■ **DATASET EXCERPTS**
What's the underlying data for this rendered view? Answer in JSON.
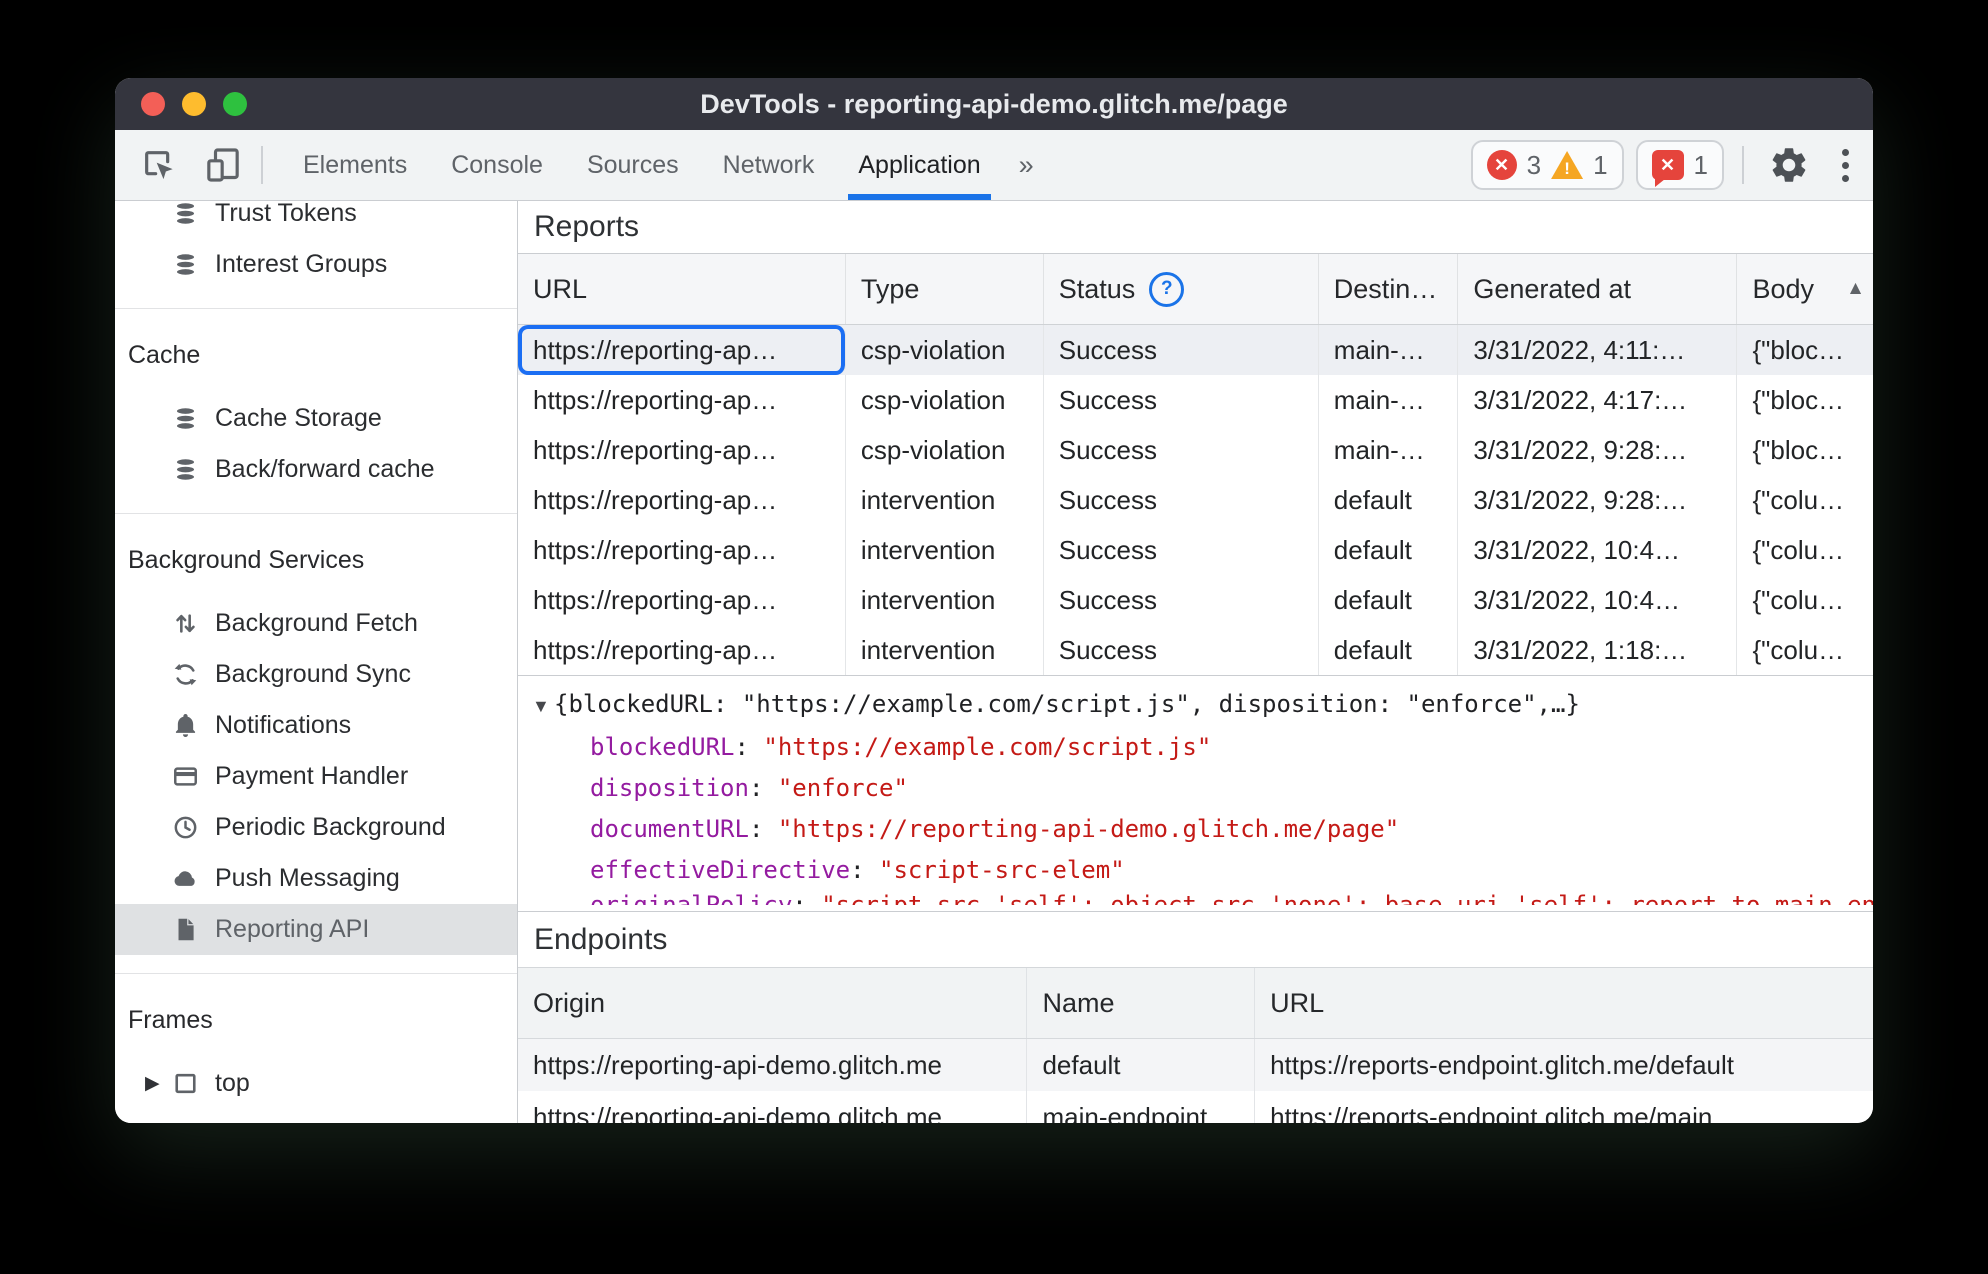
{
  "window": {
    "title": "DevTools - reporting-api-demo.glitch.me/page"
  },
  "toolbar": {
    "tabs": [
      {
        "label": "Elements"
      },
      {
        "label": "Console"
      },
      {
        "label": "Sources"
      },
      {
        "label": "Network"
      },
      {
        "label": "Application",
        "active": true
      }
    ],
    "more_tabs_label": "»",
    "badges": {
      "errors": "3",
      "warnings": "1",
      "issues": "1"
    }
  },
  "sidebar": {
    "sections": [
      {
        "items": [
          {
            "icon": "database",
            "label": "Trust Tokens"
          },
          {
            "icon": "database",
            "label": "Interest Groups"
          }
        ]
      },
      {
        "header": "Cache",
        "items": [
          {
            "icon": "database",
            "label": "Cache Storage"
          },
          {
            "icon": "database",
            "label": "Back/forward cache"
          }
        ]
      },
      {
        "header": "Background Services",
        "items": [
          {
            "icon": "fetch",
            "label": "Background Fetch"
          },
          {
            "icon": "sync",
            "label": "Background Sync"
          },
          {
            "icon": "bell",
            "label": "Notifications"
          },
          {
            "icon": "card",
            "label": "Payment Handler"
          },
          {
            "icon": "clock",
            "label": "Periodic Background"
          },
          {
            "icon": "cloud",
            "label": "Push Messaging"
          },
          {
            "icon": "doc",
            "label": "Reporting API",
            "selected": true
          }
        ]
      },
      {
        "header": "Frames",
        "items": [
          {
            "icon": "frame",
            "label": "top",
            "disclosure": true
          }
        ]
      }
    ]
  },
  "reports": {
    "title": "Reports",
    "columns": [
      {
        "key": "url",
        "label": "URL"
      },
      {
        "key": "type",
        "label": "Type"
      },
      {
        "key": "status",
        "label": "Status",
        "help": true
      },
      {
        "key": "destination",
        "label": "Destin…"
      },
      {
        "key": "generated_at",
        "label": "Generated at"
      },
      {
        "key": "body",
        "label": "Body",
        "sort": "asc"
      }
    ],
    "rows": [
      {
        "selected": true,
        "cells": [
          "https://reporting-ap…",
          "csp-violation",
          "Success",
          "main-…",
          "3/31/2022, 4:11:…",
          "{\"bloc…"
        ]
      },
      {
        "cells": [
          "https://reporting-ap…",
          "csp-violation",
          "Success",
          "main-…",
          "3/31/2022, 4:17:…",
          "{\"bloc…"
        ]
      },
      {
        "cells": [
          "https://reporting-ap…",
          "csp-violation",
          "Success",
          "main-…",
          "3/31/2022, 9:28:…",
          "{\"bloc…"
        ]
      },
      {
        "cells": [
          "https://reporting-ap…",
          "intervention",
          "Success",
          "default",
          "3/31/2022, 9:28:…",
          "{\"colu…"
        ]
      },
      {
        "cells": [
          "https://reporting-ap…",
          "intervention",
          "Success",
          "default",
          "3/31/2022, 10:4…",
          "{\"colu…"
        ]
      },
      {
        "cells": [
          "https://reporting-ap…",
          "intervention",
          "Success",
          "default",
          "3/31/2022, 10:4…",
          "{\"colu…"
        ]
      },
      {
        "cells": [
          "https://reporting-ap…",
          "intervention",
          "Success",
          "default",
          "3/31/2022, 1:18:…",
          "{\"colu…"
        ]
      }
    ]
  },
  "report_detail": {
    "preview": "{blockedURL: \"https://example.com/script.js\", disposition: \"enforce\",…}",
    "entries": [
      {
        "key": "blockedURL",
        "value": "\"https://example.com/script.js\""
      },
      {
        "key": "disposition",
        "value": "\"enforce\""
      },
      {
        "key": "documentURL",
        "value": "\"https://reporting-api-demo.glitch.me/page\""
      },
      {
        "key": "effectiveDirective",
        "value": "\"script-src-elem\""
      }
    ],
    "clipped_entry": {
      "key": "originalPolicy",
      "value": "\"script-src 'self'; object-src 'none'; base-uri 'self'; report-to main-endpoint\""
    }
  },
  "endpoints": {
    "title": "Endpoints",
    "columns": [
      {
        "key": "origin",
        "label": "Origin"
      },
      {
        "key": "name",
        "label": "Name"
      },
      {
        "key": "url",
        "label": "URL"
      }
    ],
    "rows": [
      [
        "https://reporting-api-demo.glitch.me",
        "default",
        "https://reports-endpoint.glitch.me/default"
      ],
      [
        "https://reporting-api-demo.glitch.me",
        "main-endpoint",
        "https://reports-endpoint.glitch.me/main"
      ]
    ]
  },
  "colors": {
    "accent": "#1a73e8",
    "error": "#e5443c",
    "warning": "#f5a623",
    "json_key": "#941ba0",
    "json_string": "#c41a16",
    "titlebar_bg": "#34353e",
    "toolbar_bg": "#f1f3f4",
    "selected_row_bg": "#edeff3"
  }
}
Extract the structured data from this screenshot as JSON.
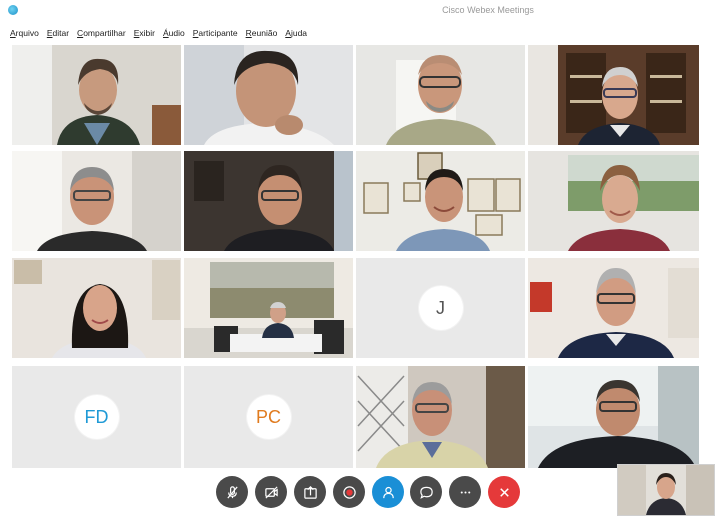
{
  "window": {
    "title": "Cisco Webex Meetings"
  },
  "menu": {
    "items": [
      "Arquivo",
      "Editar",
      "Compartilhar",
      "Exibir",
      "Áudio",
      "Participante",
      "Reunião",
      "Ajuda"
    ]
  },
  "participants": {
    "avatar_j": {
      "initials": "J",
      "color": "#555555"
    },
    "avatar_fd": {
      "initials": "FD",
      "color": "#1f9ad6"
    },
    "avatar_pc": {
      "initials": "PC",
      "color": "#e07b1f"
    }
  },
  "controls": {
    "buttons": [
      {
        "icon": "microphone-muted-icon",
        "color": "#4a4a4a"
      },
      {
        "icon": "video-off-icon",
        "color": "#4a4a4a"
      },
      {
        "icon": "share-icon",
        "color": "#4a4a4a"
      },
      {
        "icon": "record-icon",
        "color": "#4a4a4a"
      },
      {
        "icon": "participants-icon",
        "color": "#1a8fd6"
      },
      {
        "icon": "chat-icon",
        "color": "#4a4a4a"
      },
      {
        "icon": "more-icon",
        "color": "#4a4a4a"
      },
      {
        "icon": "end-call-icon",
        "color": "#e5393a"
      }
    ]
  }
}
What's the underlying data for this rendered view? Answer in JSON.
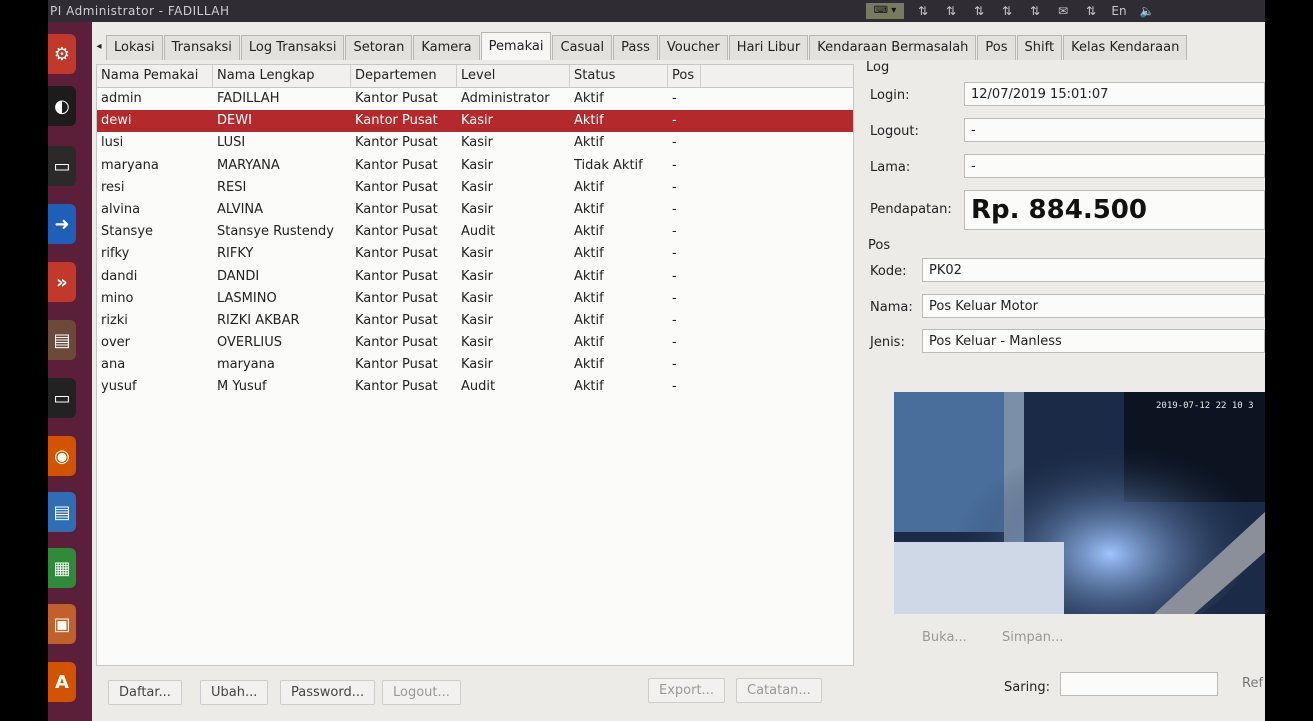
{
  "window": {
    "title": "PI Administrator - FADILLAH"
  },
  "tabs": [
    "Lokasi",
    "Transaksi",
    "Log Transaksi",
    "Setoran",
    "Kamera",
    "Pemakai",
    "Casual",
    "Pass",
    "Voucher",
    "Hari Libur",
    "Kendaraan Bermasalah",
    "Pos",
    "Shift",
    "Kelas Kendaraan"
  ],
  "active_tab": "Pemakai",
  "table": {
    "columns": [
      "Nama Pemakai",
      "Nama Lengkap",
      "Departemen",
      "Level",
      "Status",
      "Pos"
    ],
    "rows": [
      [
        "admin",
        "FADILLAH",
        "Kantor Pusat",
        "Administrator",
        "Aktif",
        "-"
      ],
      [
        "dewi",
        "DEWI",
        "Kantor Pusat",
        "Kasir",
        "Aktif",
        "-"
      ],
      [
        "lusi",
        "LUSI",
        "Kantor Pusat",
        "Kasir",
        "Aktif",
        "-"
      ],
      [
        "maryana",
        "MARYANA",
        "Kantor Pusat",
        "Kasir",
        "Tidak Aktif",
        "-"
      ],
      [
        "resi",
        "RESI",
        "Kantor Pusat",
        "Kasir",
        "Aktif",
        "-"
      ],
      [
        "alvina",
        "ALVINA",
        "Kantor Pusat",
        "Kasir",
        "Aktif",
        "-"
      ],
      [
        "Stansye",
        "Stansye Rustendy",
        "Kantor Pusat",
        "Audit",
        "Aktif",
        "-"
      ],
      [
        "rifky",
        "RIFKY",
        "Kantor Pusat",
        "Kasir",
        "Aktif",
        "-"
      ],
      [
        "dandi",
        "DANDI",
        "Kantor Pusat",
        "Kasir",
        "Aktif",
        "-"
      ],
      [
        "mino",
        "LASMINO",
        "Kantor Pusat",
        "Kasir",
        "Aktif",
        "-"
      ],
      [
        "rizki",
        "RIZKI AKBAR",
        "Kantor Pusat",
        "Kasir",
        "Aktif",
        "-"
      ],
      [
        "over",
        "OVERLIUS",
        "Kantor Pusat",
        "Kasir",
        "Aktif",
        "-"
      ],
      [
        "ana",
        "maryana",
        "Kantor Pusat",
        "Kasir",
        "Aktif",
        "-"
      ],
      [
        "yusuf",
        "M Yusuf",
        "Kantor Pusat",
        "Audit",
        "Aktif",
        "-"
      ]
    ],
    "selected_row": "dewi"
  },
  "log": {
    "section": "Log",
    "login_label": "Login:",
    "login_value": "12/07/2019 15:01:07",
    "logout_label": "Logout:",
    "logout_value": "-",
    "lama_label": "Lama:",
    "lama_value": "-",
    "pendapatan_label": "Pendapatan:",
    "pendapatan_value": "Rp. 884.500"
  },
  "pos": {
    "section": "Pos",
    "kode_label": "Kode:",
    "kode_value": "PK02",
    "nama_label": "Nama:",
    "nama_value": "Pos Keluar Motor",
    "jenis_label": "Jenis:",
    "jenis_value": "Pos Keluar - Manless"
  },
  "camera": {
    "timestamp": "2019-07-12 22 10 3"
  },
  "camera_buttons": {
    "buka": "Buka...",
    "simpan": "Simpan..."
  },
  "footer": {
    "daftar": "Daftar...",
    "ubah": "Ubah...",
    "password": "Password...",
    "logout": "Logout...",
    "export": "Export...",
    "catatan": "Catatan...",
    "saring_label": "Saring:",
    "ref": "Ref"
  },
  "colors": {
    "selection": "#b42a2c",
    "launcher": "#5b1f3a"
  }
}
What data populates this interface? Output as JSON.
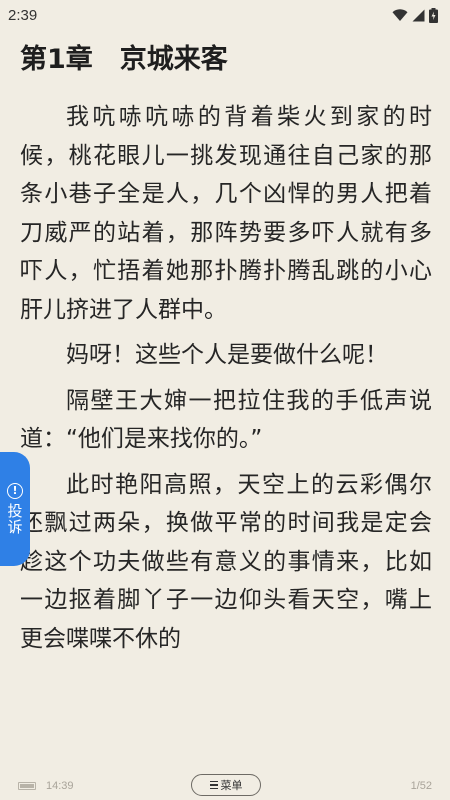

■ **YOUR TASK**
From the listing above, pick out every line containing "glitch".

■ **YOUR RESPONSE**
    "title": "DevTools - reporting-api-demo.glitch.me/page"
        "value": "\"https://reporting-api-demo.glitch.me/page\""
        "https://reporting-api-demo.glitch.me",
        "https://reports-endpoint.glitch.me/default"
        "https://reporting-api-demo.glitch.me",
        "https://reports-endpoint.glitch.me/main"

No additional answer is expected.